- [Exercise]: Some lines in the listing hold the word "true". Return each of them.

===============

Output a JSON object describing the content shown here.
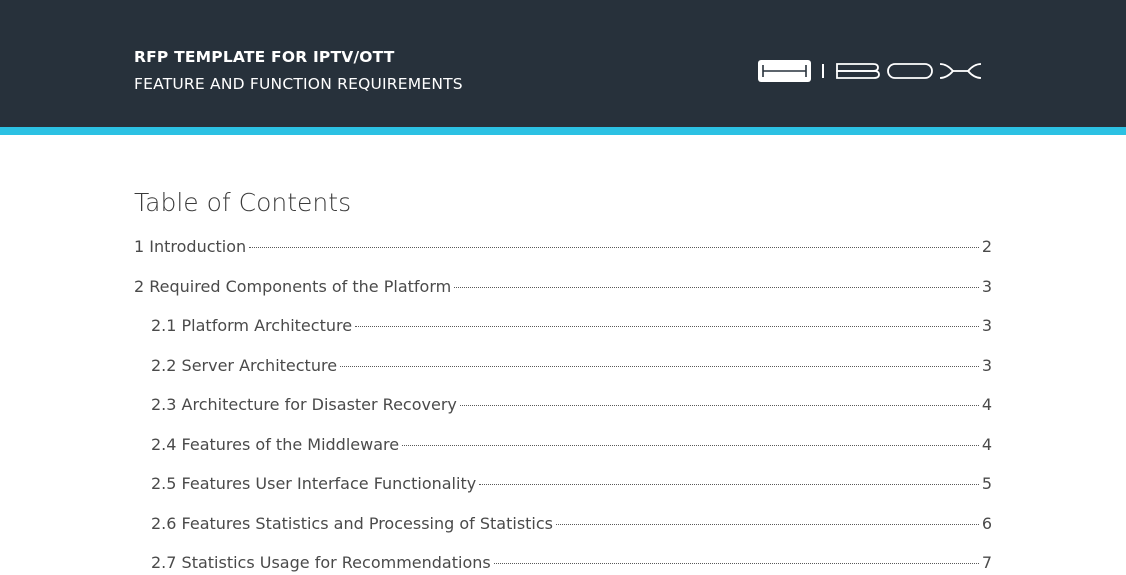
{
  "header": {
    "title": "RFP TEMPLATE FOR IPTV/OTT",
    "subtitle": "FEATURE AND FUNCTION REQUIREMENTS",
    "logo_text": "HIBOX",
    "background_color": "#27313b",
    "accent_color": "#2cc1e3"
  },
  "toc": {
    "heading": "Table of Contents",
    "entries": [
      {
        "label": "1 Introduction",
        "page": "2",
        "level": 1
      },
      {
        "label": "2 Required Components of the Platform",
        "page": "3",
        "level": 1
      },
      {
        "label": "2.1 Platform Architecture",
        "page": "3",
        "level": 2
      },
      {
        "label": "2.2 Server Architecture",
        "page": "3",
        "level": 2
      },
      {
        "label": "2.3 Architecture for Disaster Recovery",
        "page": "4",
        "level": 2
      },
      {
        "label": "2.4 Features of the Middleware",
        "page": "4",
        "level": 2
      },
      {
        "label": "2.5 Features User Interface Functionality",
        "page": "5",
        "level": 2
      },
      {
        "label": "2.6 Features Statistics and Processing of Statistics",
        "page": "6",
        "level": 2
      },
      {
        "label": "2.7 Statistics Usage for Recommendations",
        "page": "7",
        "level": 2
      }
    ]
  }
}
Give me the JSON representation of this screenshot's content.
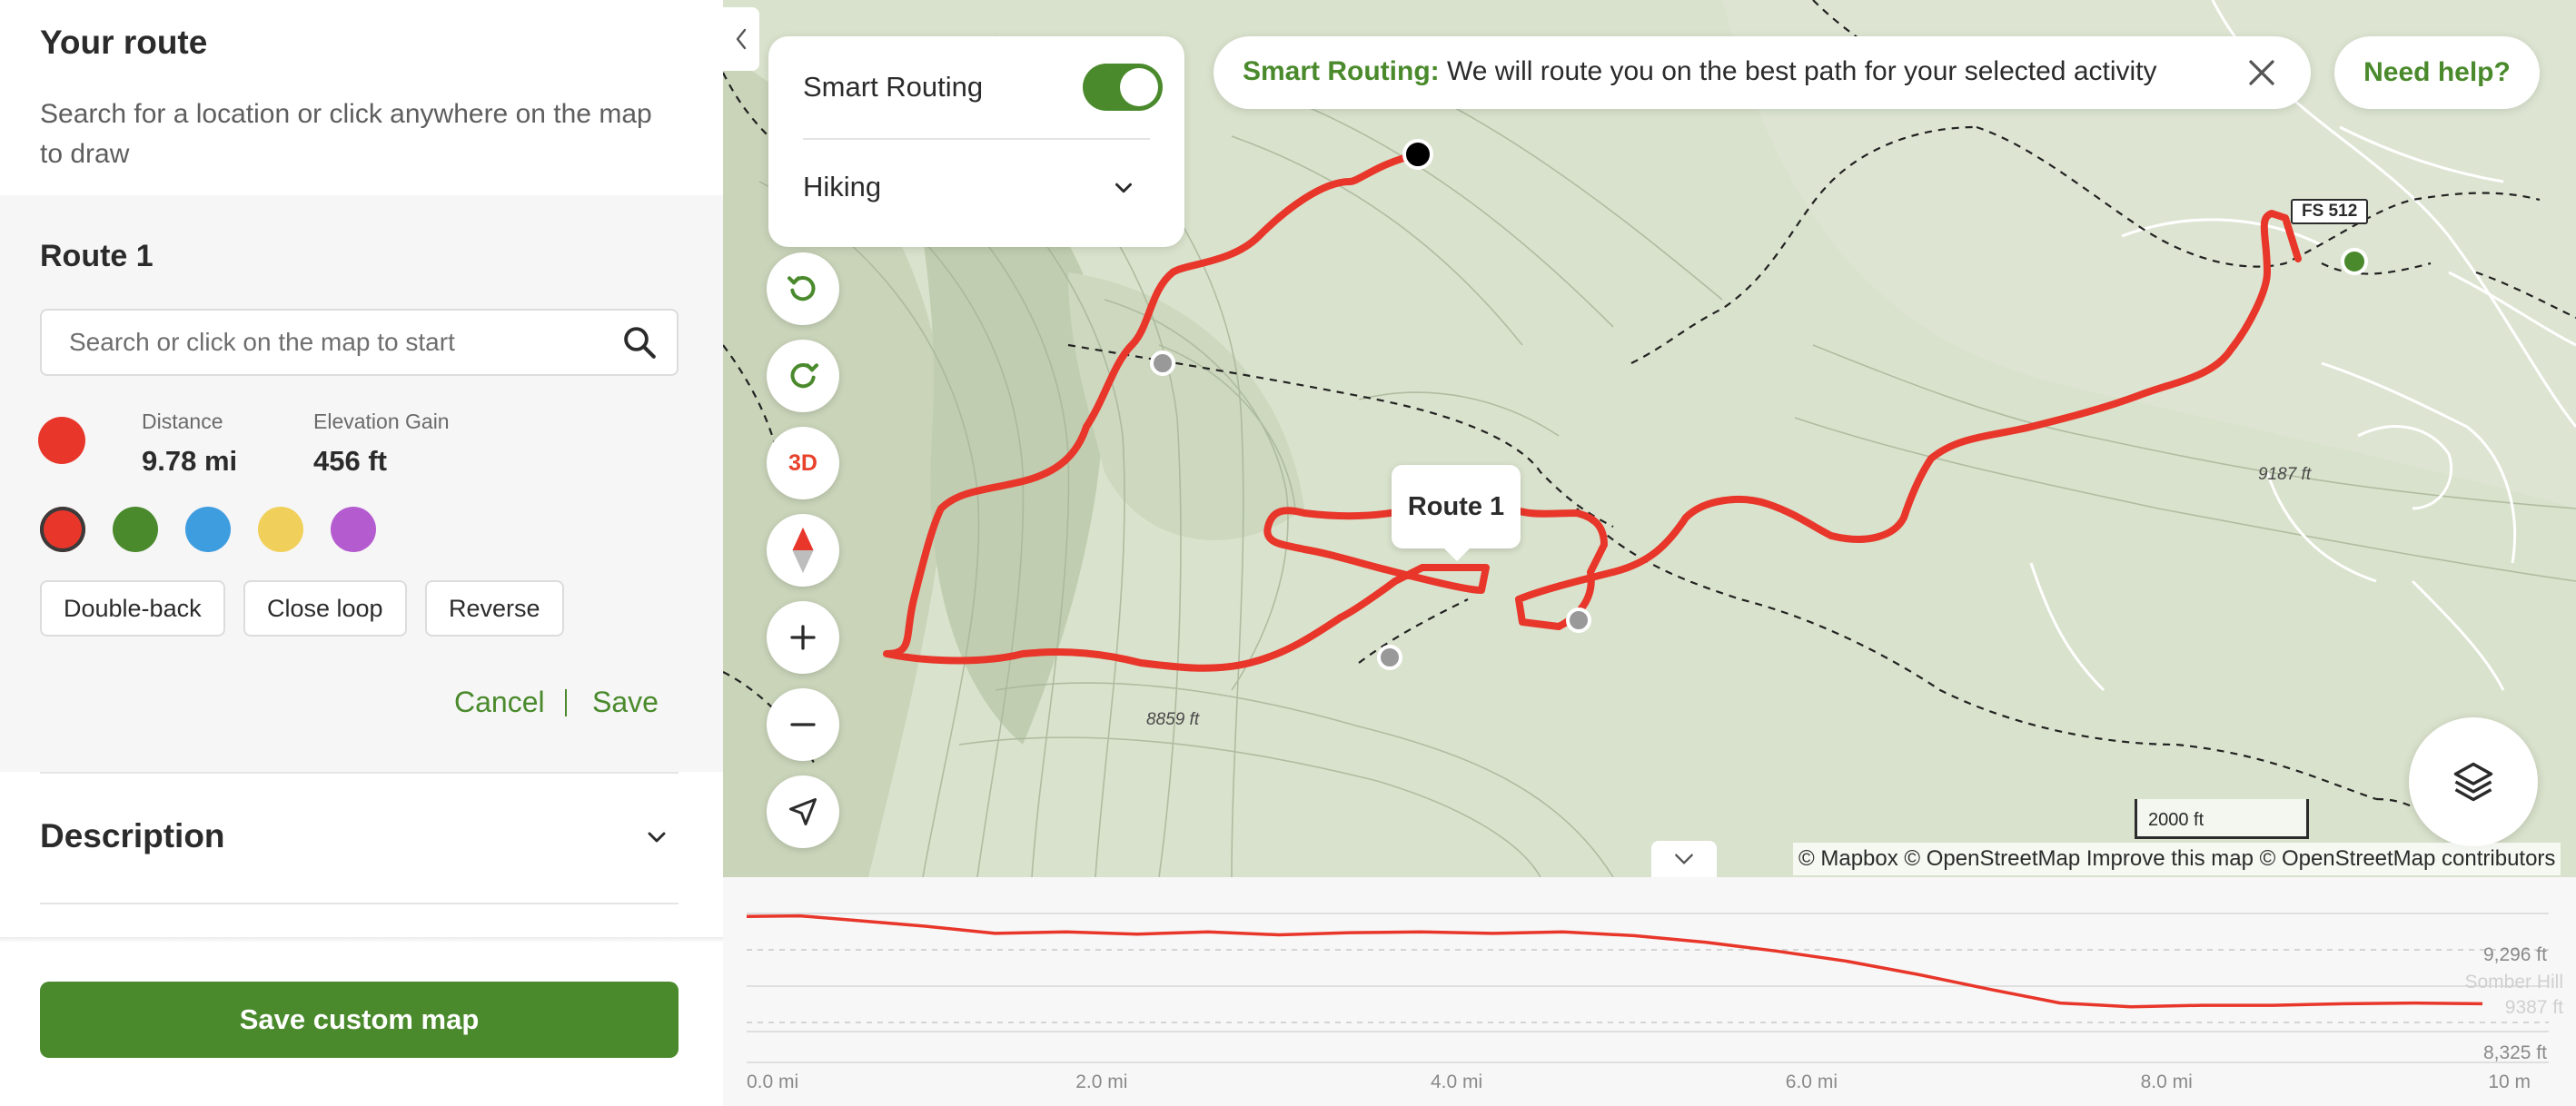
{
  "sidebar": {
    "title": "Your route",
    "subtitle": "Search for a location or click anywhere on the map to draw",
    "route": {
      "name": "Route 1",
      "search_placeholder": "Search or click on the map to start",
      "color": "#e8362a",
      "stats": [
        {
          "label": "Distance",
          "value": "9.78 mi"
        },
        {
          "label": "Elevation Gain",
          "value": "456 ft"
        }
      ],
      "color_options": [
        {
          "name": "red",
          "hex": "#e8362a",
          "selected": true
        },
        {
          "name": "green",
          "hex": "#4a8a2c",
          "selected": false
        },
        {
          "name": "blue",
          "hex": "#3e9ddf",
          "selected": false
        },
        {
          "name": "yellow",
          "hex": "#f0d05a",
          "selected": false
        },
        {
          "name": "purple",
          "hex": "#b55bd0",
          "selected": false
        }
      ],
      "actions": [
        "Double-back",
        "Close loop",
        "Reverse"
      ],
      "cancel_label": "Cancel",
      "save_label": "Save"
    },
    "description_label": "Description",
    "save_map_label": "Save custom map"
  },
  "map_controls": {
    "smart_routing_label": "Smart Routing",
    "smart_routing_on": true,
    "activity": "Hiking",
    "three_d_label": "3D",
    "icons": [
      "undo-icon",
      "redo-icon",
      "compass-icon",
      "zoom-in-icon",
      "zoom-out-icon",
      "locate-icon",
      "layers-icon"
    ]
  },
  "banner": {
    "strong": "Smart Routing:",
    "text": " We will route you on the best path for your selected activity"
  },
  "help_label": "Need help?",
  "map": {
    "route_label": "Route 1",
    "road_label": "FS 512",
    "elevation_labels": [
      "9187 ft",
      "8859 ft"
    ],
    "scale_label": "2000 ft",
    "attribution": "© Mapbox © OpenStreetMap Improve this map © OpenStreetMap contributors"
  },
  "elevation_chart": {
    "x_ticks": [
      "0.0 mi",
      "2.0 mi",
      "4.0 mi",
      "6.0 mi",
      "8.0 mi",
      "10 m"
    ],
    "y_labels": [
      "9,296 ft",
      "8,325 ft"
    ],
    "faded_labels": [
      "Somber Hill",
      "9387 ft"
    ]
  },
  "chart_data": {
    "type": "line",
    "x": [
      0,
      0.3,
      0.6,
      1.0,
      1.4,
      1.8,
      2.2,
      2.6,
      3.0,
      3.4,
      3.8,
      4.2,
      4.6,
      5.0,
      5.4,
      5.8,
      6.2,
      6.6,
      7.0,
      7.4,
      7.8,
      8.2,
      8.6,
      9.0,
      9.4,
      9.78
    ],
    "series": [
      {
        "values": [
          9296,
          9300,
          9270,
          9230,
          9180,
          9190,
          9175,
          9190,
          9170,
          9185,
          9190,
          9180,
          9190,
          9165,
          9120,
          9060,
          8990,
          8900,
          8800,
          8705,
          8680,
          8690,
          8690,
          8700,
          8705,
          8700
        ]
      }
    ],
    "xlim": [
      0,
      10
    ],
    "ylim": [
      8325,
      9296
    ],
    "y_labels": [
      "9,296 ft",
      "8,325 ft"
    ],
    "color": "#e8362a",
    "grid": true
  }
}
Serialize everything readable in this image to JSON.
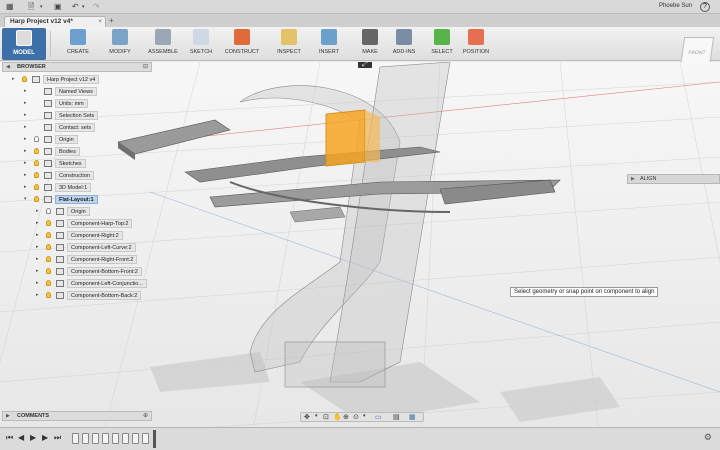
{
  "app": {
    "doc_tab_title": "Harp Project v12 v4*",
    "user_name": "Phoebe Sun",
    "help_label": "?"
  },
  "toolbar": {
    "workspace_label": "MODEL",
    "tools": [
      {
        "id": "create",
        "label": "CREATE",
        "color": "#6e9fcf"
      },
      {
        "id": "modify",
        "label": "MODIFY",
        "color": "#7ba3c8"
      },
      {
        "id": "assemble",
        "label": "ASSEMBLE",
        "color": "#9aa7b4"
      },
      {
        "id": "sketch",
        "label": "SKETCH",
        "color": "#cfd9e6"
      },
      {
        "id": "construct",
        "label": "CONSTRUCT",
        "color": "#e06a3c"
      },
      {
        "id": "inspect",
        "label": "INSPECT",
        "color": "#e3c26a"
      },
      {
        "id": "insert",
        "label": "INSERT",
        "color": "#6aa0c9"
      },
      {
        "id": "make",
        "label": "MAKE",
        "color": "#666666"
      },
      {
        "id": "addins",
        "label": "ADD-INS",
        "color": "#7a8ea3"
      },
      {
        "id": "select",
        "label": "SELECT",
        "color": "#58b34a"
      },
      {
        "id": "position",
        "label": "POSITION",
        "color": "#e76f51"
      }
    ]
  },
  "viewcube": {
    "label": "FRONT"
  },
  "browser": {
    "title": "BROWSER",
    "items": [
      {
        "label": "Harp Project v12 v4",
        "depth": 0,
        "bulb": "on",
        "active": false
      },
      {
        "label": "Named Views",
        "depth": 1,
        "bulb": "none",
        "active": false
      },
      {
        "label": "Units: mm",
        "depth": 1,
        "bulb": "none",
        "active": false
      },
      {
        "label": "Selection Sets",
        "depth": 1,
        "bulb": "none",
        "active": false
      },
      {
        "label": "Contact: sets",
        "depth": 1,
        "bulb": "none",
        "active": false
      },
      {
        "label": "Origin",
        "depth": 1,
        "bulb": "off",
        "active": false
      },
      {
        "label": "Bodies",
        "depth": 1,
        "bulb": "on",
        "active": false
      },
      {
        "label": "Sketches",
        "depth": 1,
        "bulb": "on",
        "active": false
      },
      {
        "label": "Construction",
        "depth": 1,
        "bulb": "on",
        "active": false
      },
      {
        "label": "3D Model:1",
        "depth": 1,
        "bulb": "on",
        "active": false
      },
      {
        "label": "Flat-Layout:1",
        "depth": 1,
        "bulb": "on",
        "active": true
      },
      {
        "label": "Origin",
        "depth": 2,
        "bulb": "off",
        "active": false
      },
      {
        "label": "Component-Harp-Top:2",
        "depth": 2,
        "bulb": "on",
        "active": false
      },
      {
        "label": "Component-Right:2",
        "depth": 2,
        "bulb": "on",
        "active": false
      },
      {
        "label": "Component-Left-Curve:2",
        "depth": 2,
        "bulb": "on",
        "active": false
      },
      {
        "label": "Component-Right-Front:2",
        "depth": 2,
        "bulb": "on",
        "active": false
      },
      {
        "label": "Component-Bottom-Front:2",
        "depth": 2,
        "bulb": "on",
        "active": false
      },
      {
        "label": "Component-Left-Conjunctio...",
        "depth": 2,
        "bulb": "on",
        "active": false
      },
      {
        "label": "Component-Bottom-Back:2",
        "depth": 2,
        "bulb": "on",
        "active": false
      }
    ]
  },
  "comments": {
    "title": "COMMENTS"
  },
  "align_panel": {
    "title": "ALIGN"
  },
  "tooltip": {
    "text": "Select geometry or snap point on component to align"
  },
  "colors": {
    "selection_orange": "#f5a623",
    "active_blue": "#3d6fa8"
  }
}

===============

- [Solution to this exercise]:
          "selected": true
    "smart_routing_on": true,
    "grid": true
        "active": true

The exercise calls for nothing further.